 This is sort of just what I'm looking for! I need a design that will only switch current. I noticed that changes had to be made through the comments. Would someone be really nice and post a schematic I can use that will power a 24V, 5A system? I have no idea what components would be needed for that type of power..I've started a search.

I also plan on using a D flip flop to make the bridge switch back and forth.



Check out these h-bridges.


Hey - I actually wrote to Chuck recently, and even got a reply! Fun thing is that I wrote because I wanted to make sure he never deleted that tutorial, as it was getting old.

Chuck told me that he was hosting it himself now, and that it was going nowhere!

But I have a copy just in case :D 

/ Frits

I wrote up a tutorial as well on how to build a simple transistor H-Bridge. You can find it here:




I will never forget your tutorial Chuck. I think it was the very first thing I read when I investigated how H-bridges worked and it was extremely helpful. Thanks for the awesome work and I encourage everyone who wants to drive their motors themselves to read it!

Hope to see more tutorials from you in the future!

- Jimmy

Chuck commenting on my blog?

Man, you are a LEGEND! OF course I already entered a link to your famous H-bridge tutorial!!

It is right here: http://letsmakerobots.com/node/121

- We must get a better overview on that links-section in here!

But of course, that is the best!

Reason for the original blog-entry on this long thread was that I just wanted the head on Yellow Drum Machine to be able to turn both ways. Just that simple task; flip voltage. And I found that just hooking up an L293D Motor driver was the simplest though overkill IMHO. I´d hoped for some smart wiring with a couple of transistors, but no, this was the fastest.


Anyway, again, I am honored that you actually is in here :) I hope that you will post something?


/ Frits

David Cook has written a nice and short introduction to H-bridges using bipolar junction transistors here


- Jimmy

I am not getting anything of this, so I can only say this rather off-topic:

Hey JIP, you can get 9V as rechargables, at the same price as one new Duracell (10USD in Denmark, Harald Nyborg)

/ Frits 

Thanks for the tip! I just read the description from the batteries you pointed me to... "High capacity which makes them suitable for devices with high current demands"... I don't think any 9V can deliver high current :-). Since both the charger and the battery are so cheap (the charger is about 15 USD) - and since I live really close to that store - I definitely think I will go get some!

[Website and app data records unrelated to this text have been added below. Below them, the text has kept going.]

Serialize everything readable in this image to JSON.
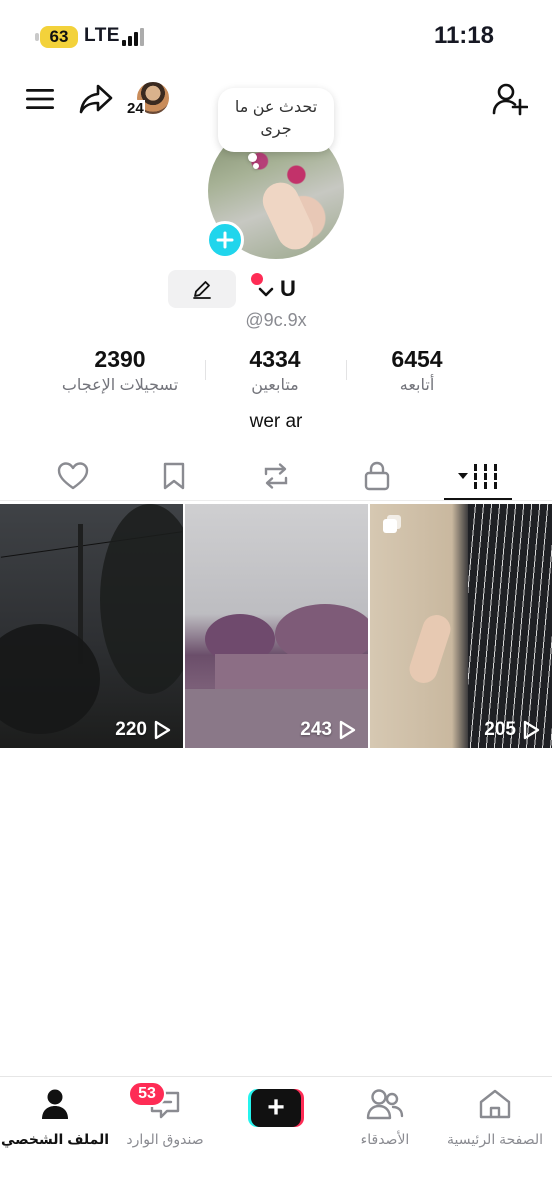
{
  "status_bar": {
    "battery": "63",
    "network": "LTE",
    "time": "11:18"
  },
  "header": {
    "story_count": "24"
  },
  "note": {
    "text": "تحدث عن ما جرى"
  },
  "profile": {
    "display_name": "U",
    "username": "@9c.9x",
    "bio": "wer ar"
  },
  "stats": [
    {
      "value": "2390",
      "label": "تسجيلات الإعجاب"
    },
    {
      "value": "4334",
      "label": "متابعين"
    },
    {
      "value": "6454",
      "label": "أتابعه"
    }
  ],
  "tabs": {
    "icons": [
      "heart-icon",
      "bookmark-icon",
      "repost-icon",
      "lock-icon",
      "grid-icon"
    ],
    "active": "grid-icon"
  },
  "videos": [
    {
      "plays": "220"
    },
    {
      "plays": "243"
    },
    {
      "plays": "205"
    }
  ],
  "bottom_nav": {
    "profile": "الملف الشخصي",
    "inbox": "صندوق الوارد",
    "inbox_badge": "53",
    "create": "+",
    "friends": "الأصدقاء",
    "home": "الصفحة الرئيسية"
  },
  "colors": {
    "accent": "#fe2c55",
    "cyan": "#25f4ee",
    "add_blue": "#20d5ec"
  }
}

The alkaline ones that I have now I bought from www.batterier.dk and I think it was 12 batteries for 250 DKK (which is about 50 USD).

- Jimmy

I have now tested the h-bridge design (where the NPN are connected correctly) and it seems to work. I used LEDs instead of a motor: green is one direction and red is the other. I guess it's not so easy to see what the heck is on the breadboard but the camera couldn't go any closer without blurring the whole thing up... The resistors used in series with the base-pins are 2.2K


And the other direction:


Please note that the green LED in the middle is just the power indicator connected to the voltage regulator (an 7805 in this case). Also you can see my picaxe setup on the right side of the breadboard with my homemade programming circuit for use in a breadboard - nice and handy!

- Jimmy